Northern Studfish

Fundulus catenatus


Northern studfish female, side view photo with black background
Northern studfish, Fundulus catenatus, female
Lance Merry

Fundulidae (killifishes) in the order Cyprinodontiformes


The northern studfish is a sleek, swift topminnow with a slender, elongated shape. Topminnows have a general habit of skimming along just beneath the surface of the water, so the top of the head and forward part of the back are broad and flat, and the mouth is tilted upward so it opens at the upper surface of the head. The body is long, there is no lateral line, and the single dorsal fin is located far back over the anal fin. The tail fin is rounded. None of the fins have spines.

In overall color, the northern studfish has silvery or brownish sides with numerous horizontal streaks and dashes.

Males in breeding condition are among the prettiest of our native topminnows. Males in spawning coloration have electric blue sides with horizontal red lines; their heads and fins are decorated with reddish spots; their paired fins are lemon yellow; their tail fin has a broad orange fringe, often with a black band.

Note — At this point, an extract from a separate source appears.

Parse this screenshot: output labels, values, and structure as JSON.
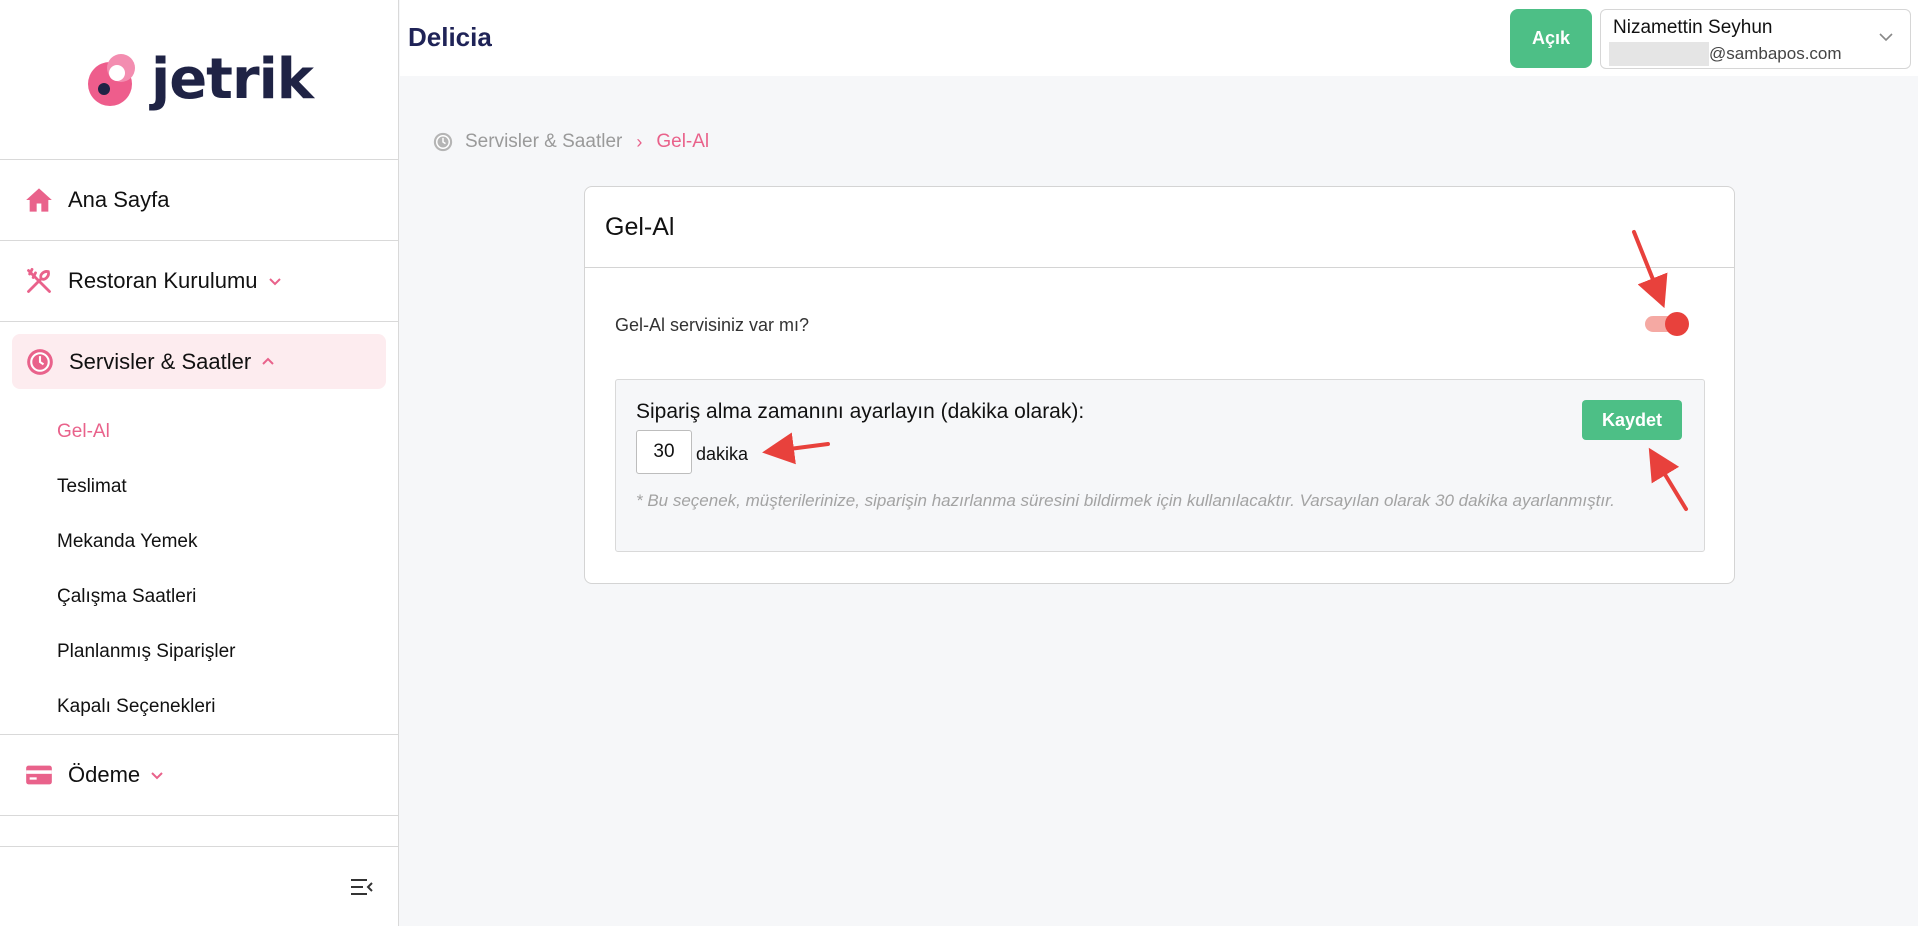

Total length: 6 inches or more. Missouri’s largest topminnow.


Northern studfish male in spawning color, side view photo with black background
Northern Studfish Male in Spawning Colors
Northern studfish, Fundulus catenatus, male in spawning coloration
Habitat and conservation

Prefers moderate or high-gradient streams with rock, gravel, or sand bottoms, and permanent flow of clear water. Most often found in small groups, cruising in shallow water along margins of pools and riffles where there is little current. Most active in morning or late afternoon. Aggressive by nature and adept leapers, northern studfish can leap out of the water with a quick tail flip when attacked.


Although topminnows are famously adapted for skimming and foraging along the water surface, this species seems to feed more from the bottom than other topminnows. Adults mainly eat aquatic insect larvae and snails. Juveniles take more of their food from the surface.

image of Northern Studfish distribution map
Distribution in Missouri

Occurs in the Ozarks and in southwestern Missouri. One of the common and characteristic stream fishes of the Missouri Ozarks, the northern studfish is widely distributed in every principal Ozark stream system except the Neosho. It range has expanded in recent decades, in part due to natural dispersal, but also, in some cases, by bait-bucket introductions.

Life cycle

Lifespan is usually 5 years. Spawning occurs from mid-May to early August. Males guard a territory but do not prepare a nest.

Human connections

Topminnows and other members of the killifish family are generally quite colorful and popular with aquarists.

Ecosystem connections

Just as catfish are specially equipped for hunting along the bottom of the aquatic ecosystem, topminnows hunt in a special zone of water: the water surface, particularly along the shoreline. Both types of fish have adapted to use a part of the aquatic environment other fish don't.